And after touting the benefits of Obamacare, Clinton, in a direct appeal to women, hit Romney not for statements about de-funding Planned Parenthood or overturning Roe v. Wade but for an inability to articulate a position on the Lilly Ledbetter Fair Pay Act -- simultaneously portraying Romney as someone who's unwilling to stand up for women in the workplace and a candidate unwilling to make his real positions known.
 
"[He] still won't say whether he would have signed the Lilly Ledbetter Act," Clinton said. "How hard is it to decide? The answer is yes or no.
 
"One of the things George W. Bush said that I really agreed with is that the president is the
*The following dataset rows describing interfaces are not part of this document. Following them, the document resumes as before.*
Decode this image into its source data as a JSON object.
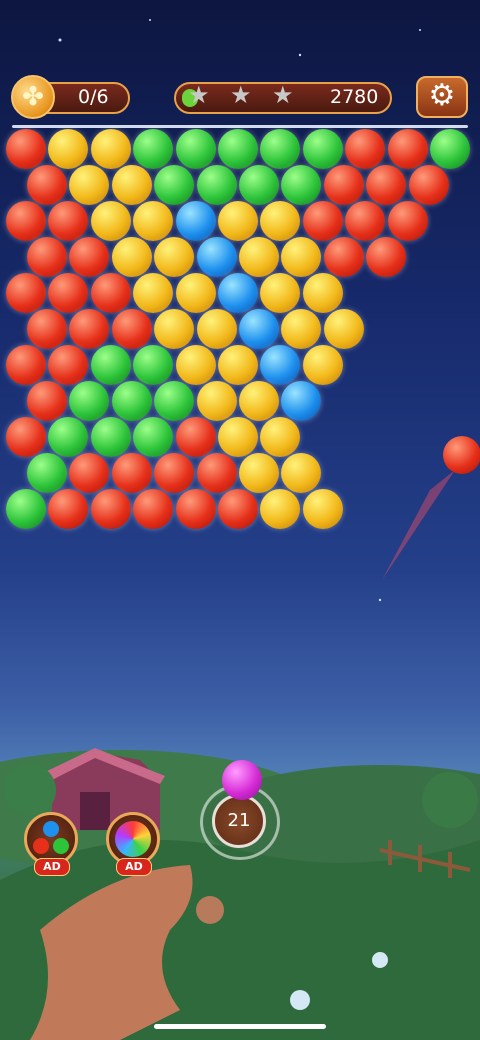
{
  "clover_counter": "0/6",
  "score": "2780",
  "stars_total": 3,
  "shots_left": "21",
  "boosters": [
    {
      "name": "color-swap-booster",
      "badge": "AD"
    },
    {
      "name": "rainbow-booster",
      "badge": "AD"
    }
  ],
  "colors": {
    "red": "#e6301a",
    "yellow": "#f2b81a",
    "green": "#2dc43a",
    "blue": "#1e90ee",
    "magenta": "#d62cd6"
  },
  "icons": [
    "clover-icon",
    "star-icon",
    "gear-icon"
  ],
  "grid_rows": [
    "RYYGGGGGRRG",
    "RYYGGGGRRR",
    "RRYYBYYRRR",
    "RRYYBYYRR",
    "RRRYYBYY",
    "RRRYYBYY",
    "RRGGYYBY",
    "RGGGYYB",
    "RGGGRYY",
    "GRRRRYY",
    "GRRRRRYY"
  ],
  "aim_ball": "R",
  "next_ball": "magenta"
}
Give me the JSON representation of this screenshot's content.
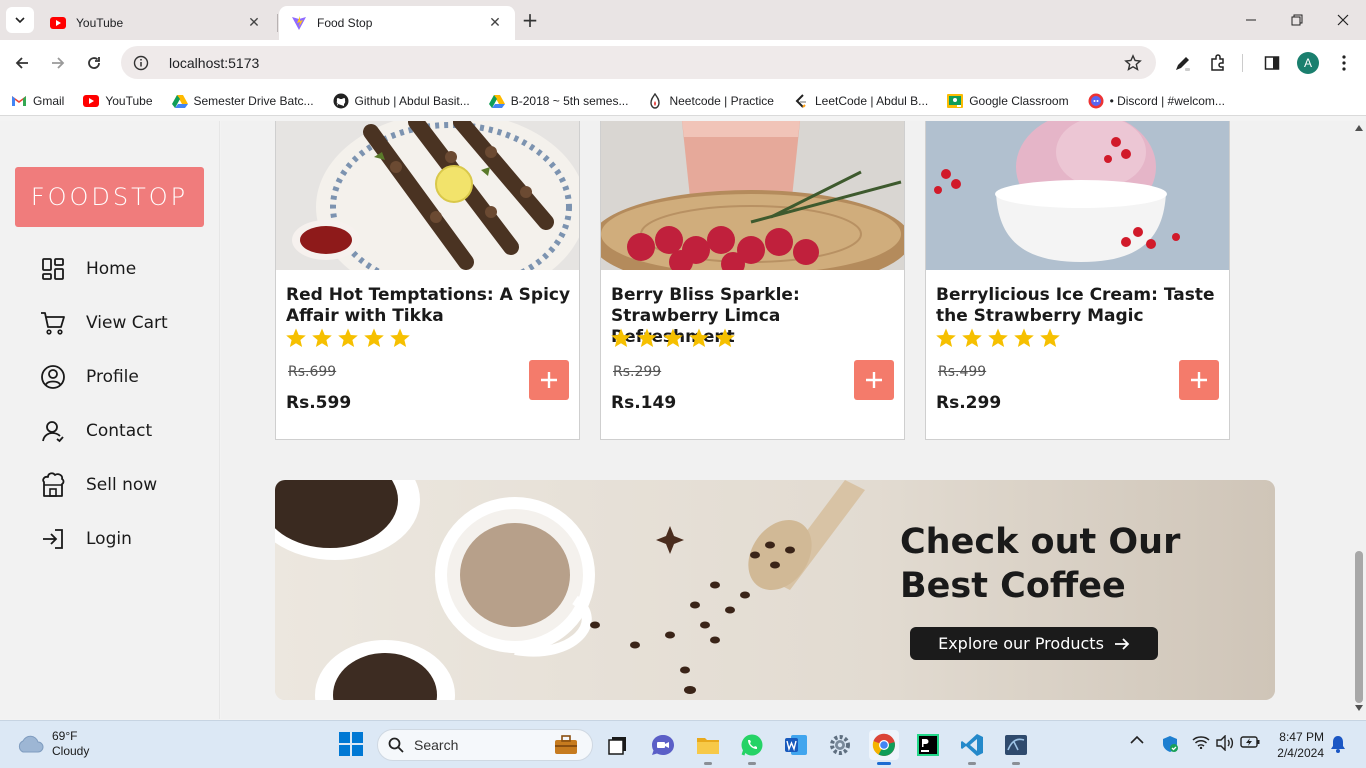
{
  "browser": {
    "tabs": [
      {
        "title": "YouTube",
        "active": false
      },
      {
        "title": "Food Stop",
        "active": true
      }
    ],
    "url": "localhost:5173",
    "profile_initial": "A",
    "bookmarks": [
      {
        "label": "Gmail",
        "icon": "gmail-icon"
      },
      {
        "label": "YouTube",
        "icon": "youtube-icon"
      },
      {
        "label": "Semester Drive Batc...",
        "icon": "google-drive-icon"
      },
      {
        "label": "Github | Abdul Basit...",
        "icon": "github-icon"
      },
      {
        "label": "B-2018 ~ 5th semes...",
        "icon": "google-drive-icon"
      },
      {
        "label": "Neetcode | Practice",
        "icon": "neetcode-icon"
      },
      {
        "label": "LeetCode | Abdul B...",
        "icon": "leetcode-icon"
      },
      {
        "label": "Google Classroom",
        "icon": "classroom-icon"
      },
      {
        "label": "• Discord | #welcom...",
        "icon": "discord-icon"
      }
    ]
  },
  "sidebar": {
    "logo": "FOODSTOP",
    "items": [
      {
        "label": "Home",
        "icon": "dashboard-icon"
      },
      {
        "label": "View Cart",
        "icon": "cart-icon"
      },
      {
        "label": "Profile",
        "icon": "user-circle-icon"
      },
      {
        "label": "Contact",
        "icon": "contact-icon"
      },
      {
        "label": "Sell now",
        "icon": "store-icon"
      },
      {
        "label": "Login",
        "icon": "login-icon"
      }
    ]
  },
  "products": [
    {
      "title": "Red Hot Temptations: A Spicy Affair with Tikka",
      "rating": 5,
      "old_price": "Rs.699",
      "price": "Rs.599"
    },
    {
      "title": "Berry Bliss Sparkle: Strawberry Limca Refreshment",
      "rating": 5,
      "old_price": "Rs.299",
      "price": "Rs.149"
    },
    {
      "title": "Berrylicious Ice Cream: Taste the Strawberry Magic",
      "rating": 5,
      "old_price": "Rs.499",
      "price": "Rs.299"
    }
  ],
  "banner": {
    "title_line1": "Check out Our",
    "title_line2": "Best Coffee",
    "button_label": "Explore our Products"
  },
  "taskbar": {
    "temperature": "69°F",
    "condition": "Cloudy",
    "search_placeholder": "Search",
    "time": "8:47 PM",
    "date": "2/4/2024"
  },
  "colors": {
    "brand": "#f07c7c",
    "add_button": "#f47b6b",
    "star": "#f6c000",
    "dark_button": "#1b1b1b"
  }
}
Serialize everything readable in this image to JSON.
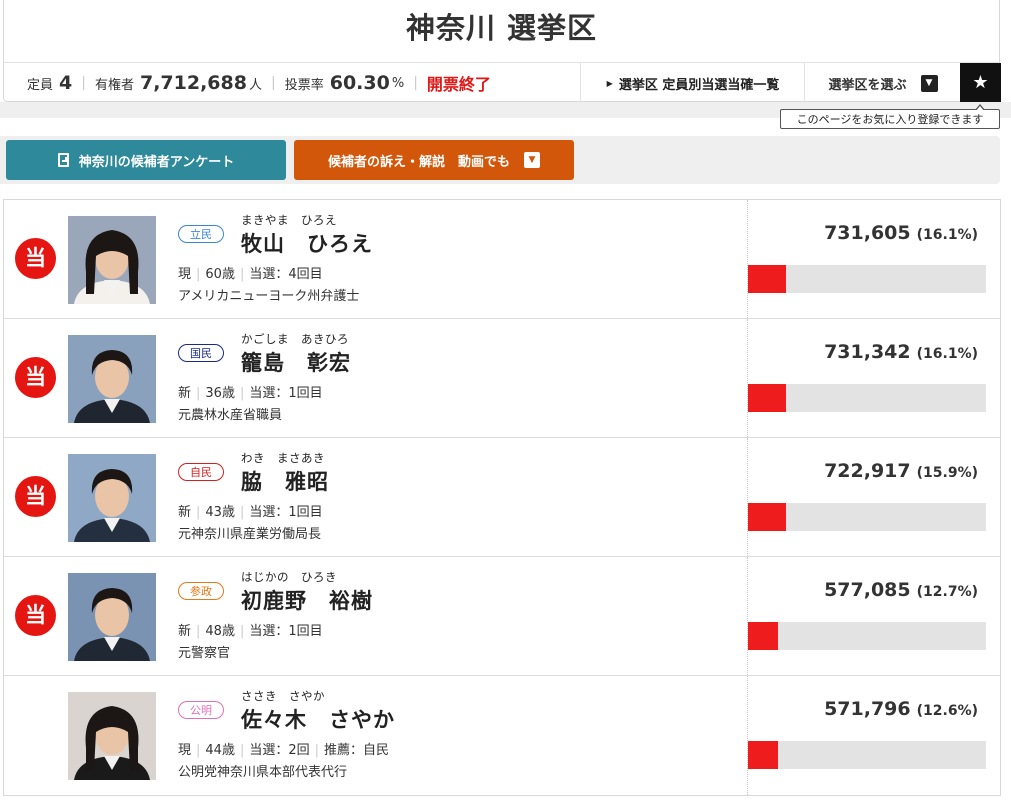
{
  "district": {
    "title": "神奈川 選挙区",
    "seats_label": "定員",
    "seats": "4",
    "voters_label": "有権者",
    "voters": "7,712,688",
    "voters_unit": "人",
    "turnout_label": "投票率",
    "turnout": "60.30",
    "turnout_unit": "%",
    "status": "開票終了"
  },
  "nav": {
    "winners_link": "選挙区 定員別当選当確一覧",
    "select_district": "選挙区を選ぶ",
    "favorite_tooltip": "このページをお気に入り登録できます"
  },
  "buttons": {
    "survey": "神奈川の候補者アンケート",
    "videos": "候補者の訴え・解説　動画でも"
  },
  "colors": {
    "win": "#e51512",
    "bar_fill": "#ee1c1c",
    "survey_btn": "#2e8a9a",
    "video_btn": "#d3570b"
  },
  "candidates": [
    {
      "elected": true,
      "elected_mark": "当",
      "party": "立民",
      "party_color": "#3a86d8",
      "kana": "まきやま　ひろえ",
      "name": "牧山　ひろえ",
      "status": "現",
      "age": "60歳",
      "wins": "当選：4回目",
      "endorse": "",
      "career": "アメリカニューヨーク州弁護士",
      "votes": "731,605",
      "pct": "(16.1%)",
      "share": 16.1
    },
    {
      "elected": true,
      "elected_mark": "当",
      "party": "国民",
      "party_color": "#1a2a8a",
      "kana": "かごしま　あきひろ",
      "name": "籠島　彰宏",
      "status": "新",
      "age": "36歳",
      "wins": "当選：1回目",
      "endorse": "",
      "career": "元農林水産省職員",
      "votes": "731,342",
      "pct": "(16.1%)",
      "share": 16.1
    },
    {
      "elected": true,
      "elected_mark": "当",
      "party": "自民",
      "party_color": "#d42020",
      "kana": "わき　まさあき",
      "name": "脇　雅昭",
      "status": "新",
      "age": "43歳",
      "wins": "当選：1回目",
      "endorse": "",
      "career": "元神奈川県産業労働局長",
      "votes": "722,917",
      "pct": "(15.9%)",
      "share": 15.9
    },
    {
      "elected": true,
      "elected_mark": "当",
      "party": "参政",
      "party_color": "#e07a1a",
      "kana": "はじかの　ひろき",
      "name": "初鹿野　裕樹",
      "status": "新",
      "age": "48歳",
      "wins": "当選：1回目",
      "endorse": "",
      "career": "元警察官",
      "votes": "577,085",
      "pct": "(12.7%)",
      "share": 12.7
    },
    {
      "elected": false,
      "elected_mark": "",
      "party": "公明",
      "party_color": "#e070b8",
      "kana": "ささき　さやか",
      "name": "佐々木　さやか",
      "status": "現",
      "age": "44歳",
      "wins": "当選：2回",
      "endorse": "推薦：自民",
      "career": "公明党神奈川県本部代表代行",
      "votes": "571,796",
      "pct": "(12.6%)",
      "share": 12.6
    }
  ]
}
decider in chief. So would you support the bill or not? Eh," Clinton said, impersonating Romney with a shrug of his shoulders.
 
Romney's campaign, unable to attack the president as stridently in the aftermath of the storm, released a statement Tuesday night, contending that Clinton's visit to Colorado is a sign the president is worried about losing the state.
 
Obama himself is campaigning in Boulder Thursday; although Paul Ryan, Romney's running-mate, is also set to be in Greeley that day, and Romney himself is set to appear at a campaign rally at Fiddler's Green Amphitheater in Arapahoe County on Saturday night.
 
"With one week to go until Election Day, Bill Clinton’s visit to the Denver area is illustrative of a very worried Obama campaign" said the RNC's Ellie Wallace. "Colorado is a state that Obama won by nine points in 2008, but today, his standing with Colorado voters couldn’t be more different.
 
"Our nation is at a turning point and voters face a big choice in this election to change our country’s course. With an eight percent unemployment rate, rising gas prices and a growing $16 trillion debt, Coloradans know they can’t afford four more years like the last four years. Governor Romney and Congressman Ryan are offering a positive vision for the future, which will strengthen the middle class and get America working again."